As you advertise on the guild board, you pop over to a few other guilds. They have many members, and offer giveaways. Oh! Bright idea you think. *light bulb pops up* Not so fast. Neopets does not allow giveaways, as they can be a scam. I understand your generosity, and you can randomly pick members and give them items. However, you may not display or post it in any form. A great way to look generous is 1 NP auctions. Just accept guild members as your neofriend and they will be able to receive the items for almost free. When other users see these auctions through searches, they will be more apt to join your guild.
As more members begin to pour in, the standards held on activeness go up. This means, if your guild has only 10 members, users do not expect 1,000 messages. However, if your guild has 200 members, it should not have only 10 messages. The more active your guild looks, the more likely people are to join. A great way to promote activeness like thinking is ‘bashes’. This means designate a time such as 6:00 PM NST on Friday in which members should try to be online. Post it on the guild’s front page. These can be quite fun, and tend to run late. Don’t be disappointed however if your first one is a drag, try a different time instead. Soon messages will be flowing!
Another extra that larger guilds like to have is a webbie, or website. They often contain guides, graphics, and guild links. Some chose to host these on pet’s page, but when you find yours growing, ask around the guild boards for a good host. Website layouts can be premade, but once again as around the boards for a nice person to make you one if possible. The same general rules apply for website layouts as guild layouts. Don’t forget – You will have to link to the website from a pet’s page as non-Neopets links are not allowed in guilds.
Finally, a major choice most guilds decide at one point or another is whether to go private. When choosing, make sure you have enough active members to keep the guild going, as well as a way to gain new members. For instance, if your guild is a battledome themed guild and you decide to go private, make a pet’s page with the stat requirements and a way for prospective members to contact you.
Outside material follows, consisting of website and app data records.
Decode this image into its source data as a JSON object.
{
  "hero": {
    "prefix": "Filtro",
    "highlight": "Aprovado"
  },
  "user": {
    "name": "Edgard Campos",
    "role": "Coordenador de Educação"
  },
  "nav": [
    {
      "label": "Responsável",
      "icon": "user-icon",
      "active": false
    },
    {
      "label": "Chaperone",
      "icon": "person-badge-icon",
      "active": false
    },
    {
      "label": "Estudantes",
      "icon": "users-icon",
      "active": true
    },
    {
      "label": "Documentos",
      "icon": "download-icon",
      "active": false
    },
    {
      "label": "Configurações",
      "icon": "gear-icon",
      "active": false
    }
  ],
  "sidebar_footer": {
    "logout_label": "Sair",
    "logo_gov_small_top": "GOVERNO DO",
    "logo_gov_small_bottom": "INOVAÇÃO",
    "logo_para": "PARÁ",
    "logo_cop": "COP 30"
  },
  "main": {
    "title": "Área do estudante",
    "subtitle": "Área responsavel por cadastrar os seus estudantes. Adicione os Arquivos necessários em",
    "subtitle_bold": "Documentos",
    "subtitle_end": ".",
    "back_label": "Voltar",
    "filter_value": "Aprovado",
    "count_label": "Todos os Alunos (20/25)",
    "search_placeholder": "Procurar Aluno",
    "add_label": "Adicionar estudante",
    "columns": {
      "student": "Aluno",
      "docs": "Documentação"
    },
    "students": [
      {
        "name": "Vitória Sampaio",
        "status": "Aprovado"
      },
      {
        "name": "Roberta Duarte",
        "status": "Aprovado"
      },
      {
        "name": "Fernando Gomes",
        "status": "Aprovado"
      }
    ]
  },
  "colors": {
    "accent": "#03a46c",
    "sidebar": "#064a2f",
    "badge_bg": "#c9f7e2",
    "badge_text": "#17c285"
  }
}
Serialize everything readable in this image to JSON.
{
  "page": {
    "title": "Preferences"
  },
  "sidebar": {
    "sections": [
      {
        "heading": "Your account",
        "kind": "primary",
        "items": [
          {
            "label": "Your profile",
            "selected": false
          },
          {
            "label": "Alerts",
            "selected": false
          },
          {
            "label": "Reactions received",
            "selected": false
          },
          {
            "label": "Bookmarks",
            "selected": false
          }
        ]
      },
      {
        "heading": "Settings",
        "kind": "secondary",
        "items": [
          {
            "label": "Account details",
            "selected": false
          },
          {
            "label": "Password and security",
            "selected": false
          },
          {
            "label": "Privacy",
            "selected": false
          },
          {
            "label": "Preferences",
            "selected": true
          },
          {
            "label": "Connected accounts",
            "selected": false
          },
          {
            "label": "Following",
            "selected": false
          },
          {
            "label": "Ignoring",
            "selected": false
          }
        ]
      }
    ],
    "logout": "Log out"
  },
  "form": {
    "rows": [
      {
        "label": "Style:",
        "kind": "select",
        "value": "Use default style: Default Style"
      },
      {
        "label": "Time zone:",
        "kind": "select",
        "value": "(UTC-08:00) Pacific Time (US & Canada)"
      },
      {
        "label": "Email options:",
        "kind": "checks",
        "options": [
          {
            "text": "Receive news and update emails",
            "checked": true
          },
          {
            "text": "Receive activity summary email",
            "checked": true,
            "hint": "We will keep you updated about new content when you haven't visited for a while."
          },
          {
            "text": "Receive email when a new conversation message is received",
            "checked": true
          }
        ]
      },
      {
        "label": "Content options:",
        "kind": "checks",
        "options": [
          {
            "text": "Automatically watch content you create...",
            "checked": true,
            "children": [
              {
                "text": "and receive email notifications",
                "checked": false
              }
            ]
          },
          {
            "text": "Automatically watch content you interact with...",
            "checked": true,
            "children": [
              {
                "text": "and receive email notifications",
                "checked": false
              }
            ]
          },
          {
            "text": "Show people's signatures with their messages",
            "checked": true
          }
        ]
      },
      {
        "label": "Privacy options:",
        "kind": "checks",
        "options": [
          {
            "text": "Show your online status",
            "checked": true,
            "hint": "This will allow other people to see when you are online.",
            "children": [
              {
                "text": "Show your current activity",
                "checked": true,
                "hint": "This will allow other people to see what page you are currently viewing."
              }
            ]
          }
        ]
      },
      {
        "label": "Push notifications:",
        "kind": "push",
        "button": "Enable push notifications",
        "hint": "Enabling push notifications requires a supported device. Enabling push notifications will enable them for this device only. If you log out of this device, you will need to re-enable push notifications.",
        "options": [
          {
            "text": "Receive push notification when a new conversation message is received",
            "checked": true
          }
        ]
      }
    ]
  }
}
In conclusion, there are many different aspects to creating a successful guild. A unique theme, great layout, and friendly council and members are good starters. Continue to add on with activities, organized bashes, and a website. Throughout all this, continue advertising on the guild boards and in your shop. Consider taking out a noticeboard add to increase awareness. Good luck to all future spectacular guild leaders!